## [ACTIVITY]
Exact repetition is the task: copy every entry below.

──────────

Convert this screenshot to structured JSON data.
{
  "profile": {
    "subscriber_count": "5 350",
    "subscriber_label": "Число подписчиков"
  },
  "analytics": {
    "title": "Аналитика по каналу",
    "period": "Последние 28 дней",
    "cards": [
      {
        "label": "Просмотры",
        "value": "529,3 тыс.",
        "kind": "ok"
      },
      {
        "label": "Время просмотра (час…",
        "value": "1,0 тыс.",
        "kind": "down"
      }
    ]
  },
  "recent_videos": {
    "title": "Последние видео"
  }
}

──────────

## [WRITTEN REPLY]
Convert this screenshot to structured JSON data.
{
  "profile": {
    "subscriber_count": "5 350",
    "subscriber_label": "Число подписчиков"
  },
  "analytics": {
    "title": "Аналитика по каналу",
    "period": "Последние 28 дней",
    "cards": [
      {
        "label": "Просмотры",
        "value": "529,3 тыс.",
        "kind": "ok"
      },
      {
        "label": "Время просмотра (час…",
        "value": "1,0 тыс.",
        "kind": "down"
      }
    ]
  },
  "recent_videos": {
    "title": "Последние видео"
  }
}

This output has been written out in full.